And these disillusioned Dolphins probably don’t make up a majority. But they’re strong enough in number to be significant.
There is not just one reason that they want out.
But the team’s long-running struggles play a big role. So does a lack of faith in a long-term plan. And history suggests they’re right; the Dolphins have made the playoffs just once since 2001.
The Dolphins’ personnel department has had three different bosses in three years. A prominent rookie said this week that he was stunned that a franchise would fire its head coach a month into the season, as the Dolphins did with Joe Philbin.

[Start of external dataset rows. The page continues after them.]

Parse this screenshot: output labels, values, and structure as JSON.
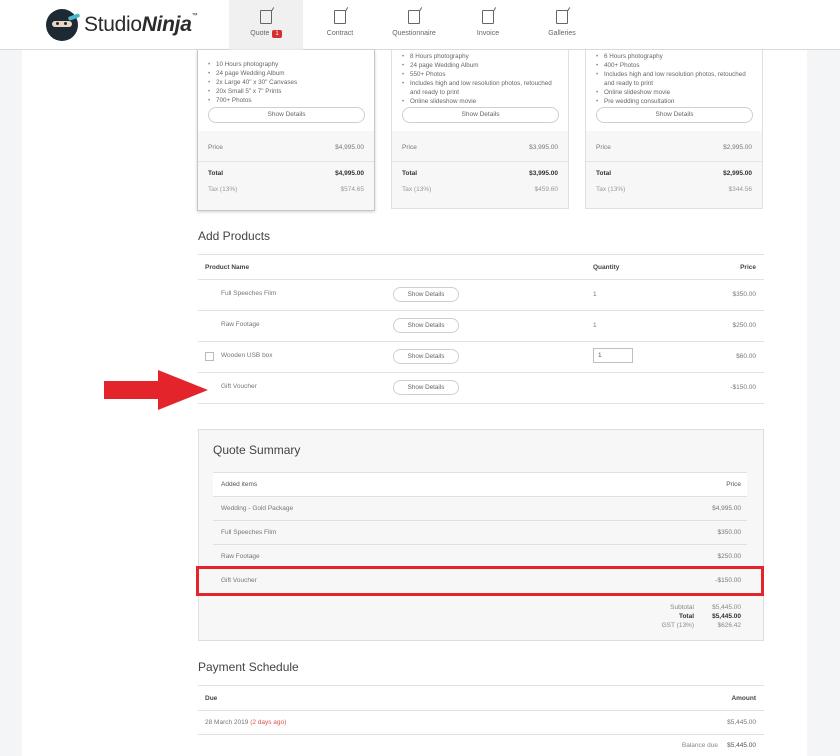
{
  "brand": {
    "name_light": "Studio",
    "name_bold": "Ninja",
    "tm": "™"
  },
  "nav": [
    {
      "label": "Quote",
      "badge": "1"
    },
    {
      "label": "Contract"
    },
    {
      "label": "Questionnaire"
    },
    {
      "label": "Invoice"
    },
    {
      "label": "Galleries"
    }
  ],
  "packages": [
    {
      "features": [
        "10 Hours photography",
        "24 page Wedding Album",
        "2x Large 40\" x 30\" Canvases",
        "20x Small 5\" x 7\" Prints",
        "700+ Photos"
      ],
      "show_details": "Show Details",
      "price_label": "Price",
      "price": "$4,995.00",
      "total_label": "Total",
      "total": "$4,995.00",
      "tax_label": "Tax (13%)",
      "tax": "$574.65"
    },
    {
      "features": [
        "8 Hours photography",
        "24 page Wedding Album",
        "550+ Photos",
        "Includes high and low resolution photos, retouched and ready to print",
        "Online slideshow movie"
      ],
      "show_details": "Show Details",
      "price_label": "Price",
      "price": "$3,995.00",
      "total_label": "Total",
      "total": "$3,995.00",
      "tax_label": "Tax (13%)",
      "tax": "$459.60"
    },
    {
      "features": [
        "6 Hours photography",
        "400+ Photos",
        "Includes high and low resolution photos, retouched and ready to print",
        "Online slideshow movie",
        "Pre wedding consultation"
      ],
      "show_details": "Show Details",
      "price_label": "Price",
      "price": "$2,995.00",
      "total_label": "Total",
      "total": "$2,995.00",
      "tax_label": "Tax (13%)",
      "tax": "$344.56"
    }
  ],
  "add_products": {
    "title": "Add Products",
    "headers": {
      "name": "Product Name",
      "quantity": "Quantity",
      "price": "Price"
    },
    "rows": [
      {
        "name": "Full Speeches Film",
        "button": "Show Details",
        "quantity": "1",
        "price": "$350.00"
      },
      {
        "name": "Raw Footage",
        "button": "Show Details",
        "quantity": "1",
        "price": "$250.00"
      },
      {
        "name": "Wooden USB box",
        "button": "Show Details",
        "quantity": "1",
        "price": "$60.00"
      },
      {
        "name": "Gift Voucher",
        "button": "Show Details",
        "quantity": "",
        "price": "-$150.00"
      }
    ]
  },
  "quote_summary": {
    "title": "Quote Summary",
    "headers": {
      "item": "Added items",
      "price": "Price"
    },
    "rows": [
      {
        "item": "Wedding - Gold Package",
        "price": "$4,995.00"
      },
      {
        "item": "Full Speeches Film",
        "price": "$350.00"
      },
      {
        "item": "Raw Footage",
        "price": "$250.00"
      },
      {
        "item": "Gift Voucher",
        "price": "-$150.00"
      }
    ],
    "subtotal_label": "Subtotal",
    "subtotal": "$5,445.00",
    "total_label": "Total",
    "total": "$5,445.00",
    "gst_label": "GST (13%)",
    "gst": "$626.42"
  },
  "payment_schedule": {
    "title": "Payment Schedule",
    "headers": {
      "due": "Due",
      "amount": "Amount"
    },
    "rows": [
      {
        "date": "28 March 2019",
        "relative": "(2 days ago)",
        "amount": "$5,445.00"
      }
    ],
    "balance_label": "Balance due",
    "balance": "$5,445.00"
  },
  "colors": {
    "accent_red": "#e3242b",
    "badge_red": "#d32f2f",
    "brand_dark": "#1d2a33"
  }
}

Another young player, Jay Ajayi, said: “It’s kind of like, I’d rather experience it now in my first year than have it happen later on in my career. Hopefully, it’s for the better.
“The biggest thing I’ve learned is really just do your job.”
If there is a reason for hope, it’s Campbell. Dolphins players want him back in 2016 and haven’t been shy about it. In the locker room following a recent loss, Mike Pouncey forcefully told the team it needs to step it up to make that a reality.
Ajayi, for one, seemed optimistic about the future. And that might be the majority view.
“It’s been a rough year for us, but it’s the nature of the business,” safety Reshad Jones said. “You’ve just got to stay the course.”
Jones added that he “definitely” believes that there is a light at the end of the tunnel.
For now, Campbell’s focus is on keeping this team intact. It’s his No. 1 job.
“When you’ve been in this league long enough, I’ve been on the winning side and I’ve been on the losing side,” he said. “The important thing is you stay consistent to what you do. You keep believing in what you believe in, and you keep pushing forward. You go to work and you clean up the things you need to clean up, the little details. That’s the difference in winning and losing, the small details.”
But as Pouncey said, too many more losses and Campbell will be gone. That means more change, the only constant since Don Shula retired.
That change won’t be limited to the coaching staff, as Campbell pointed out Friday. Players who want out might have the decision made for them.
“If you’re still not producing, however you want to look at it, at some point, they’re going to start looking in that room, and looking at the guys on the field,” Campbell said. “At the end of it, we’re all going to be evaluated.”
▪ In dire need of depth on the defensive line, the Dolphins on Saturday elevated Jordan Williams from their practice squad. They cut tight end Brandon Williams to make room.